They paid off Sub-Pop, hired a few lawyers and accountants and "now we have $20,000 to live off of for the next two years!" Dave howls.
"It'd be nice for a 15-year-old kid in Aberdeen to have the choice of buying a record from a band like us," Kurdt adds. "That wasn't an opportunity I had when I was growing up. I remember reading about the Sex Pistols and the Clash in old Creem magazines, and when I was finally able to find a Clash record at the library, it was 'Sandanista'! They'd already become a lame reggae band! It really turned me off punk until Black Flag came along and rescued me from my Iron Maiden records!"
Post-gig Kurdt, Chris and Dave are backstage, bathed in sweat from their biggest and most memorable LA gig to date. Echoes of headliners Dinosaur Jr's cenozoic plod compete with the voices of friends and fans scoffing up the politically kosher Budweiser. It's the usual Nirvana after-gig, save the presence of one moustachioed Metallican and fervent Nirvana-fan, Kirk Hammett, who's slobbering to Kurdt: "You guys are my favorite band!"
Cool. So about that opening slot, Kirkie-babe?

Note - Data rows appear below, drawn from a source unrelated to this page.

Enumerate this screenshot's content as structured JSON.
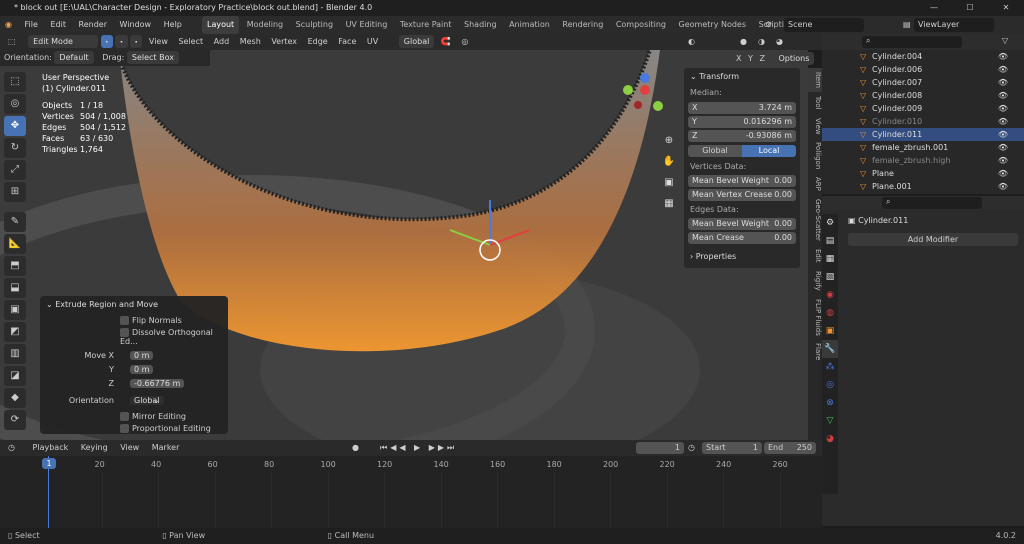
{
  "title": "* block out [E:\\UAL\\Character Design - Exploratory Practice\\block out.blend] - Blender 4.0",
  "menu": [
    "File",
    "Edit",
    "Render",
    "Window",
    "Help"
  ],
  "workspaces": [
    "Layout",
    "Modeling",
    "Sculpting",
    "UV Editing",
    "Texture Paint",
    "Shading",
    "Animation",
    "Rendering",
    "Compositing",
    "Geometry Nodes",
    "Scripting"
  ],
  "scene": "Scene",
  "view_layer": "ViewLayer",
  "header": {
    "mode": "Edit Mode",
    "menus": [
      "View",
      "Select",
      "Add",
      "Mesh",
      "Vertex",
      "Edge",
      "Face",
      "UV"
    ],
    "orientation_global": "Global",
    "options": "Options"
  },
  "header2": {
    "orientation_label": "Orientation:",
    "orientation": "Default",
    "drag_label": "Drag:",
    "drag": "Select Box"
  },
  "stats": {
    "view": "User Perspective",
    "object": "(1) Cylinder.011",
    "rows": [
      {
        "k": "Objects",
        "v": "1 / 18"
      },
      {
        "k": "Vertices",
        "v": "504 / 1,008"
      },
      {
        "k": "Edges",
        "v": "504 / 1,512"
      },
      {
        "k": "Faces",
        "v": "63 / 630"
      },
      {
        "k": "Triangles",
        "v": "1,764"
      }
    ]
  },
  "npanel": {
    "transform": "Transform",
    "median": "Median:",
    "x_label": "X",
    "x": "3.724 m",
    "y_label": "Y",
    "y": "0.016296 m",
    "z_label": "Z",
    "z": "-0.93086 m",
    "global": "Global",
    "local": "Local",
    "vertices_data": "Vertices Data:",
    "mean_bevel_weight": "Mean Bevel Weight",
    "mbw_v": "0.00",
    "mean_vertex_crease": "Mean Vertex Crease",
    "mvc_v": "0.00",
    "edges_data": "Edges Data:",
    "mean_bevel_weight_e": "Mean Bevel Weight",
    "mbwe_v": "0.00",
    "mean_crease": "Mean Crease",
    "mc_v": "0.00",
    "properties": "Properties"
  },
  "side_tabs": [
    "Item",
    "Tool",
    "View",
    "Poliigon",
    "ARP",
    "Geo-Scatter",
    "Edit",
    "Rigify",
    "FLIP Fluids",
    "Flare"
  ],
  "outliner": [
    {
      "name": "Cylinder.004",
      "sel": false
    },
    {
      "name": "Cylinder.006",
      "sel": false
    },
    {
      "name": "Cylinder.007",
      "sel": false
    },
    {
      "name": "Cylinder.008",
      "sel": false
    },
    {
      "name": "Cylinder.009",
      "sel": false
    },
    {
      "name": "Cylinder.010",
      "sel": false
    },
    {
      "name": "Cylinder.011",
      "sel": true
    },
    {
      "name": "female_zbrush.001",
      "sel": false
    },
    {
      "name": "female_zbrush.high",
      "sel": false
    },
    {
      "name": "Plane",
      "sel": false
    },
    {
      "name": "Plane.001",
      "sel": false
    }
  ],
  "props": {
    "object": "Cylinder.011",
    "add_modifier": "Add Modifier"
  },
  "operator": {
    "title": "Extrude Region and Move",
    "flip_normals": "Flip Normals",
    "dissolve": "Dissolve Orthogonal Ed...",
    "move_x_label": "Move X",
    "move_x": "0 m",
    "y_label": "Y",
    "y": "0 m",
    "z_label": "Z",
    "z": "-0.66776 m",
    "orientation_label": "Orientation",
    "orientation": "Global",
    "mirror": "Mirror Editing",
    "proportional": "Proportional Editing"
  },
  "timeline": {
    "menus": [
      "Playback",
      "Keying",
      "View",
      "Marker"
    ],
    "current": "1",
    "start_label": "Start",
    "start": "1",
    "end_label": "End",
    "end": "250",
    "ticks": [
      "1",
      "20",
      "40",
      "60",
      "80",
      "100",
      "120",
      "140",
      "160",
      "180",
      "200",
      "220",
      "240",
      "260"
    ]
  },
  "status": {
    "select": "Select",
    "pan": "Pan View",
    "call_menu": "Call Menu",
    "version": "4.0.2"
  }
}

Now there's a thought - and with the monumental buzzdom surrounding these trailer-park revolutionaries, not exactly an unimaginable scenario.
"Yeah, that'd be cool," Kobain trails off, not really giving a shit either way. You get the feelings that Nirvana's motivations run a whole lot deeper than that.
"We're entertainers, that's all we are," Kurdt insists. "That's what music is - entertainment. The more you put yourself into it, the more of you comes out of it. You can't help but hear a little of your own personality screaming out sometimes."